_Exercise directions_.
Where a line holds the word "損毀傾印", count it, then give only the total for the entries below.

_Dataset entries_.
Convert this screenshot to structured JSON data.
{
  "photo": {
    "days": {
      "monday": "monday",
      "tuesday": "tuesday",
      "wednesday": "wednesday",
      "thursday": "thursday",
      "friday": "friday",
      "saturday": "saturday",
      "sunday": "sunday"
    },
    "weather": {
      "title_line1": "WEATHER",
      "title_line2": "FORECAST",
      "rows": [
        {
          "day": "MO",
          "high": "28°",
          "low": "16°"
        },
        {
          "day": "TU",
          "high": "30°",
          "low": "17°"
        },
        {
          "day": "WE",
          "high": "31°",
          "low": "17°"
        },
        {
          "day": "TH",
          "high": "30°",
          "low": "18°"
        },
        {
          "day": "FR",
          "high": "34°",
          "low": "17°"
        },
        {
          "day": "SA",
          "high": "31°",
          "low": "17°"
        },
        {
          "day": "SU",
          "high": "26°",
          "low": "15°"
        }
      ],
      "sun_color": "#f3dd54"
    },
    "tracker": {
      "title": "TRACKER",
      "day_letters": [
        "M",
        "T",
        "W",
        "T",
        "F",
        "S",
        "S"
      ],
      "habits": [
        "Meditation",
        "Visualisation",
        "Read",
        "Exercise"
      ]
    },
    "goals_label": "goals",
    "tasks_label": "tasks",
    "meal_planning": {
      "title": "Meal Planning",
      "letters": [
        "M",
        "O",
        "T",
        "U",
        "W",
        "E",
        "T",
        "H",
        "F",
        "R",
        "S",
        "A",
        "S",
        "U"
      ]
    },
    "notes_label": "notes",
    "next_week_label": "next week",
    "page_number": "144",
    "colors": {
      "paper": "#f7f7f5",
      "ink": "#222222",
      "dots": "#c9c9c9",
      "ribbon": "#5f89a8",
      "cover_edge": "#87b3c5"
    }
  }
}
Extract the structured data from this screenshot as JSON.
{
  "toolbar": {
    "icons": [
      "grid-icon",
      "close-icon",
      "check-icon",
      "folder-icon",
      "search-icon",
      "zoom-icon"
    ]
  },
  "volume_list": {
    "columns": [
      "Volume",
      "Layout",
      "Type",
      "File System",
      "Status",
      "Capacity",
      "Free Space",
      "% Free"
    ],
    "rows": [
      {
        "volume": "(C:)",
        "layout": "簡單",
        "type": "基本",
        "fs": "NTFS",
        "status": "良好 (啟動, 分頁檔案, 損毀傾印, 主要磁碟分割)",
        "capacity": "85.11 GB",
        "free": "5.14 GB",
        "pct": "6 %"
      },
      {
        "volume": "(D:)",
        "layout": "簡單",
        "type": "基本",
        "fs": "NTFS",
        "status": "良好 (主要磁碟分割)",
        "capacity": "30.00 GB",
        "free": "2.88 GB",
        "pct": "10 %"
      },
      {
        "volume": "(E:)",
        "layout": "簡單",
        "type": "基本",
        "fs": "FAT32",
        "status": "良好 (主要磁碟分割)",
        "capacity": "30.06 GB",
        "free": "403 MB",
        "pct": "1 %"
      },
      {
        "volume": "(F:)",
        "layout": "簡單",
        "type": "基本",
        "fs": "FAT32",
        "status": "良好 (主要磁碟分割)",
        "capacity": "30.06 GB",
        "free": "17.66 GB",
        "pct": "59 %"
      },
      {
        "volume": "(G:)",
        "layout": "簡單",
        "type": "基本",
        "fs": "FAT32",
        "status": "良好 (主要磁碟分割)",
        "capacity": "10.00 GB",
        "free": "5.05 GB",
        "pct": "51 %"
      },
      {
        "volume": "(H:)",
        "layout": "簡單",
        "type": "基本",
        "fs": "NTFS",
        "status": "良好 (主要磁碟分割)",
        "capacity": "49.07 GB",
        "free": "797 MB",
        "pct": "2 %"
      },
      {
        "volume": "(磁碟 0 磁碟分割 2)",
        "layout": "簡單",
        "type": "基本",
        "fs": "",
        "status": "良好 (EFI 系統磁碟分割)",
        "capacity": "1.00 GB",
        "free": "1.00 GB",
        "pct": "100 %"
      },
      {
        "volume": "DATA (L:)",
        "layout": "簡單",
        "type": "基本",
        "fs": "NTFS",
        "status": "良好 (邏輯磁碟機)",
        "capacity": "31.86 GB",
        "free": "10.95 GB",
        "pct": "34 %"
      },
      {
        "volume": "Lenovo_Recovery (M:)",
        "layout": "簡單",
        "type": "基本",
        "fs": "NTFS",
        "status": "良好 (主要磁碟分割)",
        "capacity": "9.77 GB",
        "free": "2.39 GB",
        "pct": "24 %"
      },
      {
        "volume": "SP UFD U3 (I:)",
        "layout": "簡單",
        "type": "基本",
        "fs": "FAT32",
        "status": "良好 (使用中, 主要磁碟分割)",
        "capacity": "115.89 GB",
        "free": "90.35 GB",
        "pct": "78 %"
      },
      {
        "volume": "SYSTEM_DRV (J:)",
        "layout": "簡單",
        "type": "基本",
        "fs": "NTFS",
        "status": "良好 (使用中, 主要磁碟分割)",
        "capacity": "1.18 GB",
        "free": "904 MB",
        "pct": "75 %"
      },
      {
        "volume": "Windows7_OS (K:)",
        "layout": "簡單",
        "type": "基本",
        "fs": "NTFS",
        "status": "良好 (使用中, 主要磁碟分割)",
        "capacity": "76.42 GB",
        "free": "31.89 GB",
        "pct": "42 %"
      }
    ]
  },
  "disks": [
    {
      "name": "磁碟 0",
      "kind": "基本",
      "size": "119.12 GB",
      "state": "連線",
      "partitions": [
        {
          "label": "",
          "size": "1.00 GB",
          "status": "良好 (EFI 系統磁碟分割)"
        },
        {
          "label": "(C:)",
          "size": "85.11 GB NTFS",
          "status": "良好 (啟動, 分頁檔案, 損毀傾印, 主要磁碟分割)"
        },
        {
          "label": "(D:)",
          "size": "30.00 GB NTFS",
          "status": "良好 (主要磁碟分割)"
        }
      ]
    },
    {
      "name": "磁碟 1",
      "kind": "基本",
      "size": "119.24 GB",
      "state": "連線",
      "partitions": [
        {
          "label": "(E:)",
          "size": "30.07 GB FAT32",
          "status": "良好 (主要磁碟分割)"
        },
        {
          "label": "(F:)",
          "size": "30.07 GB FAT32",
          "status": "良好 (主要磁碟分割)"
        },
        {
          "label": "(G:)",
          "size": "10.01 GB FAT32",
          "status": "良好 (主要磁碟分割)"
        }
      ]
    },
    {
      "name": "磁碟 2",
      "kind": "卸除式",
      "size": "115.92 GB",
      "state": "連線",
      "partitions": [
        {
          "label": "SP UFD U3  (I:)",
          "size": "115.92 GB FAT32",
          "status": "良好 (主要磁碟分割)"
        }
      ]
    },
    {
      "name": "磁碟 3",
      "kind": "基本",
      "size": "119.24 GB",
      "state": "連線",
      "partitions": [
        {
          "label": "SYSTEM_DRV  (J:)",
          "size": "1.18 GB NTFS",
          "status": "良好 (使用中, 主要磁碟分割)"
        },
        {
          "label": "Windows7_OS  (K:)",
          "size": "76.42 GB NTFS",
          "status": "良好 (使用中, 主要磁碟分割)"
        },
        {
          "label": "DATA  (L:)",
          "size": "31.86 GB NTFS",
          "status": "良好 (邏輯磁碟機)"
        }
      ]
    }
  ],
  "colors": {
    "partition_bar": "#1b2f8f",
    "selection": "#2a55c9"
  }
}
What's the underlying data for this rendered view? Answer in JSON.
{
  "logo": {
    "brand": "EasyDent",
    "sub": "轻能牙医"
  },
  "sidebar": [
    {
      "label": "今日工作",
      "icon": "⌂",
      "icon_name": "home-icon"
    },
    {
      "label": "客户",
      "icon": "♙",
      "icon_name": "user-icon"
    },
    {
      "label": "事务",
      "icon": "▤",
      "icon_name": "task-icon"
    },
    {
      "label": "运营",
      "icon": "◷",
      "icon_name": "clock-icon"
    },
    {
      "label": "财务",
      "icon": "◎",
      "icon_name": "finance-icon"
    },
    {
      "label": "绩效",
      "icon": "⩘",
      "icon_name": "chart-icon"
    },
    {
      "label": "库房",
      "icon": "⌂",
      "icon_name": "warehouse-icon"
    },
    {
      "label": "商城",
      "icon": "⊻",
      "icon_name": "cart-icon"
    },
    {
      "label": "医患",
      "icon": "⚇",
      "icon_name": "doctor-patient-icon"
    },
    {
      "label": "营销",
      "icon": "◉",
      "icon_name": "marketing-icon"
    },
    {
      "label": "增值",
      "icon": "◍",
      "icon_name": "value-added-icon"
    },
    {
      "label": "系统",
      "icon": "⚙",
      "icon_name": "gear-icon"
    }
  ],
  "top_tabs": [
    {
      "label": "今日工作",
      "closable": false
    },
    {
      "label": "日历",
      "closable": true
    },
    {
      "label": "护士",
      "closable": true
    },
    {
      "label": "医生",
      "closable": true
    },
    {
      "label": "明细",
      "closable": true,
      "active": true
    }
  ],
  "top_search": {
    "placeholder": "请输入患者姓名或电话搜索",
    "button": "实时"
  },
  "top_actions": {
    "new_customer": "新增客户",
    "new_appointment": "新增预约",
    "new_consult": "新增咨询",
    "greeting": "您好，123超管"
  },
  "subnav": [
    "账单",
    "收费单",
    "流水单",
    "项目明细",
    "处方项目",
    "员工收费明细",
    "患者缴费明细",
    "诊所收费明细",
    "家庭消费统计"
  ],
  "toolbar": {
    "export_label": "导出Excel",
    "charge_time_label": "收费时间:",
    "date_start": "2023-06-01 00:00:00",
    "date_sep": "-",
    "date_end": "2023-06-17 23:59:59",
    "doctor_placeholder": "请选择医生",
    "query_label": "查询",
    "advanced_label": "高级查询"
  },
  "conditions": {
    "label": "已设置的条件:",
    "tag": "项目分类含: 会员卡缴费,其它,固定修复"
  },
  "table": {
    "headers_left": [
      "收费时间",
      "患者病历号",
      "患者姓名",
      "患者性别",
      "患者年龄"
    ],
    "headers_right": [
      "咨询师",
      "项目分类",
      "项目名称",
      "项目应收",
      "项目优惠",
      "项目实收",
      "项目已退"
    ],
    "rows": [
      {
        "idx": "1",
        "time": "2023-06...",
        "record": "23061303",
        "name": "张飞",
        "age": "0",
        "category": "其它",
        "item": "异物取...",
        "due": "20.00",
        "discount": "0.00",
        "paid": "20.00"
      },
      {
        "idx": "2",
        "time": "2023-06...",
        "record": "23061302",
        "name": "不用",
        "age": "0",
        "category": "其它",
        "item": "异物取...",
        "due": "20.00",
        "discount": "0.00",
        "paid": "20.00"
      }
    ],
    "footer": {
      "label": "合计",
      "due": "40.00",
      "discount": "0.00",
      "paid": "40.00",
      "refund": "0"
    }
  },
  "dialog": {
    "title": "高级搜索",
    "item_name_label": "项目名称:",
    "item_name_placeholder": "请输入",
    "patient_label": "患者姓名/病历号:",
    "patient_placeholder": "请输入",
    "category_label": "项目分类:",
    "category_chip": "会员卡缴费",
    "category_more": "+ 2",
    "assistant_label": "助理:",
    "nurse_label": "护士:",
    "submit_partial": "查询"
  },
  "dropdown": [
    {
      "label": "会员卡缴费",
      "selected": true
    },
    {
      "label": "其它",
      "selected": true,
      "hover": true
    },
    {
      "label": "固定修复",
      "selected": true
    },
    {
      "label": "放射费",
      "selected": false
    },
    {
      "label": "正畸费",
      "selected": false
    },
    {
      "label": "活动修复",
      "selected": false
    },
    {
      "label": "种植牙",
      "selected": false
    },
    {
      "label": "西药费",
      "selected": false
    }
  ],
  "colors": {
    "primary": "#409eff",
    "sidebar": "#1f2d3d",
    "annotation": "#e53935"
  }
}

_Reply_.
2